June 19 – China’s wind turbine original equipment manufacturers (OEMs) could have their gross profit margins halved due to subsidy cuts, Wood Mackenzie forecasts. Commissioned onshore wind power capacity is expected to drop by more than 16% to 19 gigawatts (GW) from 2020 to 2021 as government subsidies were terminated. This could also lead to a 27% drop in turbine prices over the next five years, slashing OEMs’ gross profit margins by half.

PowerPHASE converts gas peakers into storage engine

June 18 – U.S. emergency power provider PowerPHASE has developed an upgrade to convert 7F gas turbine-based peaking plants (350 MW each) to a so-called Storage Engine (400 MW). The unit would be able to store 3500 MWh daily and discharge 4800 MWh daily. CEO Bob Kraft claims utility customers could dispatch the Storage Engine, despite its lower heat rate (4000), ahead of higher heat rate options (9000 for gas peakers) in a competitive market like ERCOT in Texas.

Cummins names Davis head of New Power unit

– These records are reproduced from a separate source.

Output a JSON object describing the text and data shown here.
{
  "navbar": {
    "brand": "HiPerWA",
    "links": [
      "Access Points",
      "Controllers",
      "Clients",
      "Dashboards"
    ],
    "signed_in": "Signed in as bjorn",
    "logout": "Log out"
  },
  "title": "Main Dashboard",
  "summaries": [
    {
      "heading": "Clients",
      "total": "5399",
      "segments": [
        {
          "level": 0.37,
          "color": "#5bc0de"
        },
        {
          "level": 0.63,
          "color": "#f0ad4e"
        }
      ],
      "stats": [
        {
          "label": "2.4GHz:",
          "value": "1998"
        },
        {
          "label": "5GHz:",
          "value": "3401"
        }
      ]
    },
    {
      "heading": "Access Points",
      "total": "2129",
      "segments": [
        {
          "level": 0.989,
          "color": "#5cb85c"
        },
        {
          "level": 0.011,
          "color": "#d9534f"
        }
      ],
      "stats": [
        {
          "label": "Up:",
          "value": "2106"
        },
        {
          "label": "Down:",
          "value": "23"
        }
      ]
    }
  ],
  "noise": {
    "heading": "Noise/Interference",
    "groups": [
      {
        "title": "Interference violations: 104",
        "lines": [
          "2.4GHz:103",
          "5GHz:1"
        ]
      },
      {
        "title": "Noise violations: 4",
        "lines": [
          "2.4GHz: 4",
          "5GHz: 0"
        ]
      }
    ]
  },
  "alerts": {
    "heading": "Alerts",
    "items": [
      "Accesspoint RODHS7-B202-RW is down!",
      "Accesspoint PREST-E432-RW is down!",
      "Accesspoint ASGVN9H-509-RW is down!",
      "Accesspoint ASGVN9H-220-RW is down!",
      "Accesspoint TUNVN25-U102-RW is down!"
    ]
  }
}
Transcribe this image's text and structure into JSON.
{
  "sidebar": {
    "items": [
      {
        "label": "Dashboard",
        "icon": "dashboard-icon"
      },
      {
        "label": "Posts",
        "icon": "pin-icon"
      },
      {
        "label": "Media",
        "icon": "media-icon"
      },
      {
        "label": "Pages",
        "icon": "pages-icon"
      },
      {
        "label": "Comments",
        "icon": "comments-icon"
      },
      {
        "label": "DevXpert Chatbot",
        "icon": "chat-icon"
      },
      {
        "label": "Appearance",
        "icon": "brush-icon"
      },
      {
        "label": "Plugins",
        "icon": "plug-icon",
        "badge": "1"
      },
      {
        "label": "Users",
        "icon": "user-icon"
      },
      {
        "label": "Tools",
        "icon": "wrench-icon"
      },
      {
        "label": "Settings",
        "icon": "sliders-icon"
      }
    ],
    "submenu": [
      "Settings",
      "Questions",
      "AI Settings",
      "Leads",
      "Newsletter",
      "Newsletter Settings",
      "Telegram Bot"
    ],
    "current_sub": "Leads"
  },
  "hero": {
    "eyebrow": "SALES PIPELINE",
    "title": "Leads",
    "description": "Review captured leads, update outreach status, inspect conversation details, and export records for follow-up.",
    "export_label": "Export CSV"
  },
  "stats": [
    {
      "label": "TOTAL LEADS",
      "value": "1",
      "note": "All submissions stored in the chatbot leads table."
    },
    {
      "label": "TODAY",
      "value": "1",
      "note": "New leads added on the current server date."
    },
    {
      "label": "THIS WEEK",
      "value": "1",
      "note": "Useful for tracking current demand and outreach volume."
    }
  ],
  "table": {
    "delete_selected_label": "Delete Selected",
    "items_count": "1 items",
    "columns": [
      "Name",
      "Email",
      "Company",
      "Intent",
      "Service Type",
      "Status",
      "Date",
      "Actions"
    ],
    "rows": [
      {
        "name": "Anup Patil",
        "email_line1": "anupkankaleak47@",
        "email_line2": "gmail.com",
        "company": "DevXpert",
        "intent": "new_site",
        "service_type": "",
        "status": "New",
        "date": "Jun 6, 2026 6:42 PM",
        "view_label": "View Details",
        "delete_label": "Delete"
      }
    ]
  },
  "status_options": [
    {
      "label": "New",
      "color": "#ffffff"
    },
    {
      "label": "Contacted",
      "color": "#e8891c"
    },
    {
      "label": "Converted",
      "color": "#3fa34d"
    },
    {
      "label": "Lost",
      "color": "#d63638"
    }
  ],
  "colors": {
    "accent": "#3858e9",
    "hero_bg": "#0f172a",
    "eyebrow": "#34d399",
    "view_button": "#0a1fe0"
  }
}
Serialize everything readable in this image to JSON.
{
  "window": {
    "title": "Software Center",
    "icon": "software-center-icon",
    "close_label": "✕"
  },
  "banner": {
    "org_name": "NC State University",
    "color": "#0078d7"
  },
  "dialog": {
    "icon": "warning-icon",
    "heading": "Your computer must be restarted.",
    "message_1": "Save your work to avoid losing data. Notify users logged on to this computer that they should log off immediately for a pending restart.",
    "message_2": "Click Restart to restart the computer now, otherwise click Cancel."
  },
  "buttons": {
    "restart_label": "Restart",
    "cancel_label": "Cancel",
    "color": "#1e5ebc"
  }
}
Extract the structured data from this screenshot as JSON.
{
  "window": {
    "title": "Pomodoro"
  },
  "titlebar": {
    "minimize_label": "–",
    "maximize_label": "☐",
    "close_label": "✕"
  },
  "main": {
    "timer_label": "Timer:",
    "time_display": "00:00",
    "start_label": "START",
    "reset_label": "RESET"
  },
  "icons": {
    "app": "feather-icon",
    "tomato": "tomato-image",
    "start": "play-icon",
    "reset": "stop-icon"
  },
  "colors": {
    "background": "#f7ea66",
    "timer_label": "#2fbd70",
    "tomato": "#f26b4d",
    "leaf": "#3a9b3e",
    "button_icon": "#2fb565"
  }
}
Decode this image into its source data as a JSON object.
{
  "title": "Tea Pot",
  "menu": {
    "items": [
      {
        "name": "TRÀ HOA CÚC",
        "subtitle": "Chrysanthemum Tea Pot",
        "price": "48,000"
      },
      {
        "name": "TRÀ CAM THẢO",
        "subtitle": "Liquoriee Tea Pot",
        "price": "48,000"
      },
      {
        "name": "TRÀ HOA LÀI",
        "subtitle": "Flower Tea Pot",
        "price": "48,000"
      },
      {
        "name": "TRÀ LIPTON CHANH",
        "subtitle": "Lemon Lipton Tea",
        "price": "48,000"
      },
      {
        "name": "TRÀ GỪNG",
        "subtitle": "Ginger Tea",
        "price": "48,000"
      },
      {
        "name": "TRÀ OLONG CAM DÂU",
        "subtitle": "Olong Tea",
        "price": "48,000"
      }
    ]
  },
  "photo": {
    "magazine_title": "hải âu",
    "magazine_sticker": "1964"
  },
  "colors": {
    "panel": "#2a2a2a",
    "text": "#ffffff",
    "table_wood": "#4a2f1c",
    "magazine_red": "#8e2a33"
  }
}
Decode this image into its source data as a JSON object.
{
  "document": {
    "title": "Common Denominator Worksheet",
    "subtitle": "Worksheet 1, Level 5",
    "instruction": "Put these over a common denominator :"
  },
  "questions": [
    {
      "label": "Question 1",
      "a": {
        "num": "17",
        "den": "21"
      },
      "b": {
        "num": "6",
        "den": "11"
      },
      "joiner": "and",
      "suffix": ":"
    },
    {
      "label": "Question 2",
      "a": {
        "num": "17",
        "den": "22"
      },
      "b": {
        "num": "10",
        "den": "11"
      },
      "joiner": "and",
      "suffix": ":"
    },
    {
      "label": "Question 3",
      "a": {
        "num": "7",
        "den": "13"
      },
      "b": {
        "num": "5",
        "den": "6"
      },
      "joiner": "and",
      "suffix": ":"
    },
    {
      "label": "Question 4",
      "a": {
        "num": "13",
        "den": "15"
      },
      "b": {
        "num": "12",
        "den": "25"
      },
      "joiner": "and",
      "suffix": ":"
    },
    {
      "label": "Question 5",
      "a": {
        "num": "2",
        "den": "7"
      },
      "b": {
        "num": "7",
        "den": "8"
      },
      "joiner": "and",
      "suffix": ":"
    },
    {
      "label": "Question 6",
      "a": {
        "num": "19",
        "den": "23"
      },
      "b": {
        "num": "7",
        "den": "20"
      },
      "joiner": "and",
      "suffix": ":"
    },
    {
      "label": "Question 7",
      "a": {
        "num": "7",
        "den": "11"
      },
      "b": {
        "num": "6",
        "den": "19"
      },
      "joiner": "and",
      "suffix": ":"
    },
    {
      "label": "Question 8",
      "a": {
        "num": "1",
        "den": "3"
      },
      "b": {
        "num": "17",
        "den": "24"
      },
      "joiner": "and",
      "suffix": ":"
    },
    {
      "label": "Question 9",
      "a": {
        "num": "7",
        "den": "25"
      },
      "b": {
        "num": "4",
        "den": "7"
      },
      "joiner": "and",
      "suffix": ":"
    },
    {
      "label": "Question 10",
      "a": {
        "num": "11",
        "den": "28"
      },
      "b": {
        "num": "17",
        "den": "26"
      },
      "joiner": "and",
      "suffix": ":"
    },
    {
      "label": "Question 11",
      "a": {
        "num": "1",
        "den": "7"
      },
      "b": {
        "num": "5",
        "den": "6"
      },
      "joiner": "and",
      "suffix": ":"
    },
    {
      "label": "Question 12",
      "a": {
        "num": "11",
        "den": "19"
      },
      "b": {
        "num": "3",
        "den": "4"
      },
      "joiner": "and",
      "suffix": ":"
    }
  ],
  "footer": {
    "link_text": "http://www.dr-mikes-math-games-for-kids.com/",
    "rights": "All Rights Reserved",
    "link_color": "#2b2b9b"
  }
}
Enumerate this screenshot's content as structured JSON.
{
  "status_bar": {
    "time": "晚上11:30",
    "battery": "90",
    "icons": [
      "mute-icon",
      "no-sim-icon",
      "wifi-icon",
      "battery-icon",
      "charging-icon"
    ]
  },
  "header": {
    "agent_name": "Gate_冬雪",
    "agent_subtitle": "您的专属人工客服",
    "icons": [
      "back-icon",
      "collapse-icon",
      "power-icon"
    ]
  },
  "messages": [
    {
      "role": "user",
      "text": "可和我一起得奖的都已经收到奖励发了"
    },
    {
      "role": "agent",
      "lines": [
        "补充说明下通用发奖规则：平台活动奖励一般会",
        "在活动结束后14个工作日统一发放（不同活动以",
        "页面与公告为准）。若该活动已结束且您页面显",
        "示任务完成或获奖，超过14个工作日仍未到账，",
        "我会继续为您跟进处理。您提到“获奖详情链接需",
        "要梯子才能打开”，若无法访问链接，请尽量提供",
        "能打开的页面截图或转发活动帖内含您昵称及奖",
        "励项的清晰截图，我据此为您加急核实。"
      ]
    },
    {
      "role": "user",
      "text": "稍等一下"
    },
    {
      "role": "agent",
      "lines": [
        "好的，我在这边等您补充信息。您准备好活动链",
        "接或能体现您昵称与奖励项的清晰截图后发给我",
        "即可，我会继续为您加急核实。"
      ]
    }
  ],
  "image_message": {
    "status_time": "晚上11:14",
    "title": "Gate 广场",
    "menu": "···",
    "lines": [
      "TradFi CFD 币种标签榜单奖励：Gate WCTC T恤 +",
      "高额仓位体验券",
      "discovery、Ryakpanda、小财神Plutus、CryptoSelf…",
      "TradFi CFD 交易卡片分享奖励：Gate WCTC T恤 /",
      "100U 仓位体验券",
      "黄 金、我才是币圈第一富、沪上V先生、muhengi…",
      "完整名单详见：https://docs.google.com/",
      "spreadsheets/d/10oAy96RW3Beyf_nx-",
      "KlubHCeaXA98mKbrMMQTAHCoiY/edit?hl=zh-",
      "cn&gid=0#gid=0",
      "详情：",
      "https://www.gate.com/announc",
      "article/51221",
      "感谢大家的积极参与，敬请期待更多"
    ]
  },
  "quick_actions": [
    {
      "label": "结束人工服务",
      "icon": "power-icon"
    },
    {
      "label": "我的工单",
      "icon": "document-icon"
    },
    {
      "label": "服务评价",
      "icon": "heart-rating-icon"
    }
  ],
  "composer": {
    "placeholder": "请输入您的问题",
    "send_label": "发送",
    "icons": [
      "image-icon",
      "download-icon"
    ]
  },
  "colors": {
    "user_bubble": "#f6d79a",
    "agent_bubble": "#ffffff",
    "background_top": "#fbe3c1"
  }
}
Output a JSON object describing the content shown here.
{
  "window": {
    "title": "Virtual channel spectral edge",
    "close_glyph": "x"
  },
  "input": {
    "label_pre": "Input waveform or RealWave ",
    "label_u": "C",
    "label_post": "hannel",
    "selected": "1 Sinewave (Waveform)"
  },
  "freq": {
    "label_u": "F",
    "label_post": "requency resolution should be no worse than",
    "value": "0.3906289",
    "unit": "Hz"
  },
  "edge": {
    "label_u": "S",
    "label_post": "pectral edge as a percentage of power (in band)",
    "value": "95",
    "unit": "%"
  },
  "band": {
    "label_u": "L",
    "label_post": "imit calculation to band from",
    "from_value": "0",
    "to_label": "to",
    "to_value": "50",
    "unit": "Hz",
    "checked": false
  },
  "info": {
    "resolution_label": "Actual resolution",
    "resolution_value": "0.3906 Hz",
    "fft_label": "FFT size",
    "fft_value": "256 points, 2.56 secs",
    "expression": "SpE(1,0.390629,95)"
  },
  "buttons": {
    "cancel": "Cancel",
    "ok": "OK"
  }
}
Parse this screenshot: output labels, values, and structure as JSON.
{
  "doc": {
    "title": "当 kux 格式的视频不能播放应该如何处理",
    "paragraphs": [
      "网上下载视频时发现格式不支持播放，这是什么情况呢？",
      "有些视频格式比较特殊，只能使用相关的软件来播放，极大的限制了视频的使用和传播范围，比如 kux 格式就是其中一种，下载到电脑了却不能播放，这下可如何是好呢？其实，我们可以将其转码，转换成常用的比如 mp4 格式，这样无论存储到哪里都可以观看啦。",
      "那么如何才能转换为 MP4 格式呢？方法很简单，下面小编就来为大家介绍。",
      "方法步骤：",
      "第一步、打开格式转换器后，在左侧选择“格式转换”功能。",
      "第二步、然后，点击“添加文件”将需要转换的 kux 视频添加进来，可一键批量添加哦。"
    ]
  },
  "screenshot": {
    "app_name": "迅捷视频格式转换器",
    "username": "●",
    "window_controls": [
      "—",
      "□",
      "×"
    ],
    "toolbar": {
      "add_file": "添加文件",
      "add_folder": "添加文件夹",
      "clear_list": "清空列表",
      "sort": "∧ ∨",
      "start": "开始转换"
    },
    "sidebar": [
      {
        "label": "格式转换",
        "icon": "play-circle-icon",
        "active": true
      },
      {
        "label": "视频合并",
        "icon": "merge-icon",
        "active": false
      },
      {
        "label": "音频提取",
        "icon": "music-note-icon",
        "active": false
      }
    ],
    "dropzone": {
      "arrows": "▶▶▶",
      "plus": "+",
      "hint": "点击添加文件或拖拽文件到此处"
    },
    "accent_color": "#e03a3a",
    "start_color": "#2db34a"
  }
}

June 17 – Cummins has appointed Amy Davis as Vice President and President of the company’s New Power Segment, effective July 1. The new unit includes Cummins’ electrified powertrains, battery design and assembly, battery management, fuel cell and hydrogen generation.

GE powers USS Zumwalt

June 16 – The US Navy has taken delivery of the USS Zumwalt, its first full-electric power and propulsion ship, equipped by GE’s Power Conversion. The ship features a high-voltage system, propulsion drive trains with multi-phase VDM25000 power converters and advanced induction motors. Kevin Byrne, head of GE’s North America marine segment said “the full-electric power and propulsion ship has the flexibility to direct energy where it is needed on the platform.”

New England power prices down 40%

June 15 – Spot electricity prices in New England (NE) has fallen since winter 2019/20 when it stood at an average $28/MWh, down 40% from an average $47/MWh in the previous winter. Low natural gas prices, warmer-than-normal temperatures, lower loads, and reduced needs to run expensive peakload generators were the cause for the substantial drop in NE’s winter electricity prices, the U.S. Energy Information Administration (EIA) finds.